=== EXERCISE DETAILS ===
Below are the records; copy each line in which "this" occurs.

=== PROVIDED DATA ===
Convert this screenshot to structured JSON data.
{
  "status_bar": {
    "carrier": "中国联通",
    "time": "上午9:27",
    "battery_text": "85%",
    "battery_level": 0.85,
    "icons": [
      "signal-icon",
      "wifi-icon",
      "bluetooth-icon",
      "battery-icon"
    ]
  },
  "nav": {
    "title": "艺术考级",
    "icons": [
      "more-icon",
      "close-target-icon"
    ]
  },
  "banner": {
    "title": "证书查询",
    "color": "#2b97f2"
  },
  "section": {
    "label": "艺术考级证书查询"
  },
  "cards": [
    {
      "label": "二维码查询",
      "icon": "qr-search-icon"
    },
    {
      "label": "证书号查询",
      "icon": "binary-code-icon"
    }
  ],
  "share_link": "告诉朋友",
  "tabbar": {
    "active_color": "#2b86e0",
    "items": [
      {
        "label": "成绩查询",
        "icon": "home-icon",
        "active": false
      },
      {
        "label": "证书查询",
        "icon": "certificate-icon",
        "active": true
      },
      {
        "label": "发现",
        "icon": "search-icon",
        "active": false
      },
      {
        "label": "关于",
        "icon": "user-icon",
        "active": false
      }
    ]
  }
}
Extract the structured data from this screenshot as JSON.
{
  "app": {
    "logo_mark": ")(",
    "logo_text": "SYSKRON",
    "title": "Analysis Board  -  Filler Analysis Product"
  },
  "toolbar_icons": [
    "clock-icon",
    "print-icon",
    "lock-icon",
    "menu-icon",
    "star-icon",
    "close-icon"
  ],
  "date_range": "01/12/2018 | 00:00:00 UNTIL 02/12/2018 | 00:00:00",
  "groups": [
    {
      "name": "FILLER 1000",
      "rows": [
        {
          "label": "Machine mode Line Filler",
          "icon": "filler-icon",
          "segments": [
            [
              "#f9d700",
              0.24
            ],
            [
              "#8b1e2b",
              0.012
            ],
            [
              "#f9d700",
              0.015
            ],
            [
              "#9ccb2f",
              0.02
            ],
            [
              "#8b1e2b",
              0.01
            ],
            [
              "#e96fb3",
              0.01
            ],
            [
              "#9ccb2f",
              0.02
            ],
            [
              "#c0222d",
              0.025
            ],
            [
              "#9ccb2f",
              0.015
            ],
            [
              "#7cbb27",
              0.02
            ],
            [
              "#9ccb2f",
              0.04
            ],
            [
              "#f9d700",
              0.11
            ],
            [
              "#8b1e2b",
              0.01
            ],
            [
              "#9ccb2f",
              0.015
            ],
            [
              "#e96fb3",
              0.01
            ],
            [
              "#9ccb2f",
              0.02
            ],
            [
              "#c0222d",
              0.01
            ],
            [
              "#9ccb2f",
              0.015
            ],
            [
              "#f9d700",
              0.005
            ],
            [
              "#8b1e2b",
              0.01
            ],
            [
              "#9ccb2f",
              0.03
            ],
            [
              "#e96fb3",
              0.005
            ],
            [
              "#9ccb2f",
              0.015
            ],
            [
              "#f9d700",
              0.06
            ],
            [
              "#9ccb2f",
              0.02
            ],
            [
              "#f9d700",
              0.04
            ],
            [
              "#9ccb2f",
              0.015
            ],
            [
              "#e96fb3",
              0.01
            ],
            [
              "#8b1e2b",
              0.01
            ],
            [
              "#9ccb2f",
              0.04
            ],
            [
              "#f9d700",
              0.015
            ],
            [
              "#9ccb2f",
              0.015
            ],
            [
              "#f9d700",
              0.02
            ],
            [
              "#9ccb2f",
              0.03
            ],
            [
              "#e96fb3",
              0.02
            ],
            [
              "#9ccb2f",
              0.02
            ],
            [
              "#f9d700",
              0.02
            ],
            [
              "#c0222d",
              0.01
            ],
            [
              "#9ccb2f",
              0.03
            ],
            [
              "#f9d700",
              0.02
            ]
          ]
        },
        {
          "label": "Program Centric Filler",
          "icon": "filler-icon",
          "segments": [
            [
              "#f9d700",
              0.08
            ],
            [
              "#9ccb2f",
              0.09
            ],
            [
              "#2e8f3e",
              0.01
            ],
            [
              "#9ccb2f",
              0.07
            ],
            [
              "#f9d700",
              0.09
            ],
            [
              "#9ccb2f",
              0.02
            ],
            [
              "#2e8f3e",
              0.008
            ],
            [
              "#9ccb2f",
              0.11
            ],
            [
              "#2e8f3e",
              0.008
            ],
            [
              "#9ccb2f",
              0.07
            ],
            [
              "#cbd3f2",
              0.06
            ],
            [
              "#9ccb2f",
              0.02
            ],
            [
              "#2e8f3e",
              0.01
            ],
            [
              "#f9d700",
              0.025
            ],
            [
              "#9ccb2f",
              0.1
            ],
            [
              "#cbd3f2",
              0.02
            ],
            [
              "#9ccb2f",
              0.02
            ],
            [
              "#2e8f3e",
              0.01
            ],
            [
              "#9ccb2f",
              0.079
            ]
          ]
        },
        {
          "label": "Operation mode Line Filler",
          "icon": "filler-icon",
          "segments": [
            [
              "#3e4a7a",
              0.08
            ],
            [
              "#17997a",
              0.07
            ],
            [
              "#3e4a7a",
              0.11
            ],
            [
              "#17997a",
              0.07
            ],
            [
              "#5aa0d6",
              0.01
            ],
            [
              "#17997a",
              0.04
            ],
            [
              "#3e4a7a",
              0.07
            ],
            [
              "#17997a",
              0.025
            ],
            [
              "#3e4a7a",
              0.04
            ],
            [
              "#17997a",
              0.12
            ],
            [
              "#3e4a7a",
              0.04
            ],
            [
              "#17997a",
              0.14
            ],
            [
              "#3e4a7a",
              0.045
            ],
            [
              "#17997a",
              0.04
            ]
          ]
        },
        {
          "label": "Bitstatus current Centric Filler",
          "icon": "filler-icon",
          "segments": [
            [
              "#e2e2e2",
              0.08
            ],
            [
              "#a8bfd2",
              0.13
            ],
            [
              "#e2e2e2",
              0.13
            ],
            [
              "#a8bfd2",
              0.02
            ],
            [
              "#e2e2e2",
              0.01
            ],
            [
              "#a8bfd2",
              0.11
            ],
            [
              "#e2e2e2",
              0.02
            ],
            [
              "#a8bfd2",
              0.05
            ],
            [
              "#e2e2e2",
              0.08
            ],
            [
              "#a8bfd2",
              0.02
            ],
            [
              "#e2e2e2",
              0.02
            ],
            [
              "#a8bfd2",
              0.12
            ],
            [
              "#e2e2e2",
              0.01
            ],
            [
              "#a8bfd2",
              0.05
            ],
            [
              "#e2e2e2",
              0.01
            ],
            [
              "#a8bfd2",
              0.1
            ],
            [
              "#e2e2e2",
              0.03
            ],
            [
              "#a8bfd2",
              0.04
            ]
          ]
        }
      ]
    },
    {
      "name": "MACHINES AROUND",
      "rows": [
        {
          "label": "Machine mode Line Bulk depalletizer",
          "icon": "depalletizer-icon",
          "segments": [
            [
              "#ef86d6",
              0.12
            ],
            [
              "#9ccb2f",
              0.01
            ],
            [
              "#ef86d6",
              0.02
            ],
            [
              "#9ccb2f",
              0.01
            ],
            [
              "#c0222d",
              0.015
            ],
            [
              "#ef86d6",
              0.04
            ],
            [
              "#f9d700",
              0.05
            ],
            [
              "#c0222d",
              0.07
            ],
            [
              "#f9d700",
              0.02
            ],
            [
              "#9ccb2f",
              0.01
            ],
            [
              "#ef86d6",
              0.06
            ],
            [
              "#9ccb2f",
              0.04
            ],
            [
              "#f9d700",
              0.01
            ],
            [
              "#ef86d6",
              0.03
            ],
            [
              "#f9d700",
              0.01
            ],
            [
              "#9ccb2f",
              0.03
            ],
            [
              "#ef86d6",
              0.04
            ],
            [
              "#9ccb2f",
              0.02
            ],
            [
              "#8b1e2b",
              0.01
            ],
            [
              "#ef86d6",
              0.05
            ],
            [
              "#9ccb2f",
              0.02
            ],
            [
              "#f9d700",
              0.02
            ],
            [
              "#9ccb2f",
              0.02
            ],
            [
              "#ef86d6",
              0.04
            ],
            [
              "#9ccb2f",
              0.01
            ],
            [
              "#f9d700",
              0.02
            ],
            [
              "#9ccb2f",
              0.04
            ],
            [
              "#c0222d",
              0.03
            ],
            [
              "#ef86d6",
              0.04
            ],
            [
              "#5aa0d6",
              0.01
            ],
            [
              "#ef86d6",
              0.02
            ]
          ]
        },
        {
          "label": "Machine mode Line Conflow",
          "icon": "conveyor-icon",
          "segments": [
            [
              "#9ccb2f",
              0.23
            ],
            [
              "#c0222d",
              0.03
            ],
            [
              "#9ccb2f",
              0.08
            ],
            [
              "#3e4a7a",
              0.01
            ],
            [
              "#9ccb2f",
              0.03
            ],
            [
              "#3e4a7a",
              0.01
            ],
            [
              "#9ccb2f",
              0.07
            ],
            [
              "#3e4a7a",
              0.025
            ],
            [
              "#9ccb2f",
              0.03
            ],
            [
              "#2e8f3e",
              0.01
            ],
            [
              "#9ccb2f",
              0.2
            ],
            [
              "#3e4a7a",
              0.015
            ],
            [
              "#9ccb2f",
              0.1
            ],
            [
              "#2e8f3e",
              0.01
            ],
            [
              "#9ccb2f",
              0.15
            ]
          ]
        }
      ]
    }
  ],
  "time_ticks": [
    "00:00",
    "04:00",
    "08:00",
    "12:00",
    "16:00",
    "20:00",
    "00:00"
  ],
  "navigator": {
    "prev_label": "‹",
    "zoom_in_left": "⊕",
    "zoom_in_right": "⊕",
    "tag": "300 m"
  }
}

=== EXERCISE OUTPUT ===
Convert this screenshot to structured JSON data.
Extract the structured data from this screenshot as JSON.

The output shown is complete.